Dun & Bradstreet Corp’s McCormack & Dodge has sold product rights for its Pios Manufacturing Resource Planning System to Andersen Consulting, the consultancy arm of Arthur Andersen & Co. A McCormack spokesman claimed that both parties believed Andersen was better equipped to provide the degree of post-consultancy support required by McCormack’s manufacturing customer base. Financial terms of the deal were not disclosed. In the UK, maintenance for Pios users will now be provided by Andersen Consulting subsidiary, Andersen Software, which confirmed that positions will be offered to Pios-based staff at McCormack. The Pios system, something of a low volume sales generator in McCormack terms, currently has around 100 customers drawn from aerospace and defence markets worldwide. McCormack says it will now focus on providing software and services to expand its financial customer base, and the strategic development of software for IBM’s Systems Application Architecture, ICL and DEC VAX computers – but the two companies have also signed a joint marketing agreement which bundles McCormack’s Millennium software with Andersen’s Mac-Pac family to provide a total solution for the manufacturing industry.

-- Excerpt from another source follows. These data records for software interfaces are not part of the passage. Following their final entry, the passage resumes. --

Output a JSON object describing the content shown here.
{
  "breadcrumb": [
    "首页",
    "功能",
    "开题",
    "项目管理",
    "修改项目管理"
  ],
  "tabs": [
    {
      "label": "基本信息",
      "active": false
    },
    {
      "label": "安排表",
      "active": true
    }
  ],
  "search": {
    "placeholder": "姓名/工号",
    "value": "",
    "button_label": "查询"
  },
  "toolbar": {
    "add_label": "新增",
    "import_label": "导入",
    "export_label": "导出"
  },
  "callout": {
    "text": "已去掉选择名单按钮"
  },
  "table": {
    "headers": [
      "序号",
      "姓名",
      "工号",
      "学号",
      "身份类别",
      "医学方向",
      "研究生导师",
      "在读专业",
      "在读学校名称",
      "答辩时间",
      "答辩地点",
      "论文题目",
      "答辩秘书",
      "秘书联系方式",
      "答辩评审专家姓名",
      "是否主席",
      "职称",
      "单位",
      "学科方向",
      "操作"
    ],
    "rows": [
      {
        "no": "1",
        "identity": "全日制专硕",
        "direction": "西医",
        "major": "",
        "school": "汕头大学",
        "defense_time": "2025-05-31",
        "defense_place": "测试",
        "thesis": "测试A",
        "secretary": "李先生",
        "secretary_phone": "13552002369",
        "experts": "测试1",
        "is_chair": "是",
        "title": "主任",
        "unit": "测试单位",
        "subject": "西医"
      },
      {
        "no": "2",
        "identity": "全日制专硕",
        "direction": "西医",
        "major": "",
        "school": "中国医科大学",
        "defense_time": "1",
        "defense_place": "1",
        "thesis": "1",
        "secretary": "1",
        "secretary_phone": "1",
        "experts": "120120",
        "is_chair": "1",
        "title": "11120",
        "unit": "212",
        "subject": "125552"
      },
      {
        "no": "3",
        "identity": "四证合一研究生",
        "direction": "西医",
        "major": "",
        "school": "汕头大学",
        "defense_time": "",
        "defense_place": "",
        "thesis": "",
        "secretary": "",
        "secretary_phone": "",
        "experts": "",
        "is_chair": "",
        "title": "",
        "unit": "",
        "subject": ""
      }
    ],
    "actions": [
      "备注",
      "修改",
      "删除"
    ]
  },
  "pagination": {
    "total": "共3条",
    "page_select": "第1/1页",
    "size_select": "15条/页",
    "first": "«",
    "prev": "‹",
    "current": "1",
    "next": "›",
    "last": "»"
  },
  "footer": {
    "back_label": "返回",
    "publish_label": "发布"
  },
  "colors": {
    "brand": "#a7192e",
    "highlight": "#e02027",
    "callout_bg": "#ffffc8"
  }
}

For Andersen Consultancy, the deal on Pios represents the latest move in the Chicago-based firm’s active attempts to expand its slice of the computer systems integration market. Systems integration currently generates $1,300m or some 50% of the company’s consulting revenues, and is expected to contribute around $5,000m by the mid-1990s. Although Andersen is acknowledged to hold the lion’s share, the last 15 years have seen a number of other accountancy firms move into the systems integration market. Major players now include Price Waterhouse, Peat Marwick, and Arthur Young. According to the Wall Street Journal, however, accountancy firms are fast discovering that lucrative gains can be can be offset by costly mistakes. A recent survey of 600 big Peat Marwick clients found that some 35% had experienced cost overruns on integration projects, while in 1986, Price Waterhouse was forced to pay $3m to correct problems on a $6.5m project. A different gripe, voiced by the ex-Andersen London-based consultants, Information Consulting Group, is that an accounting partnership simply can not raise enough capital to buy the kind of hardware and software required by any aspiring prime contractor. Consequently, des-pite claims of being vendor independent, account-ing firms tend to develop software on their existing hardware, and, as a result, transfer in-built hardware limitations from contract to contract.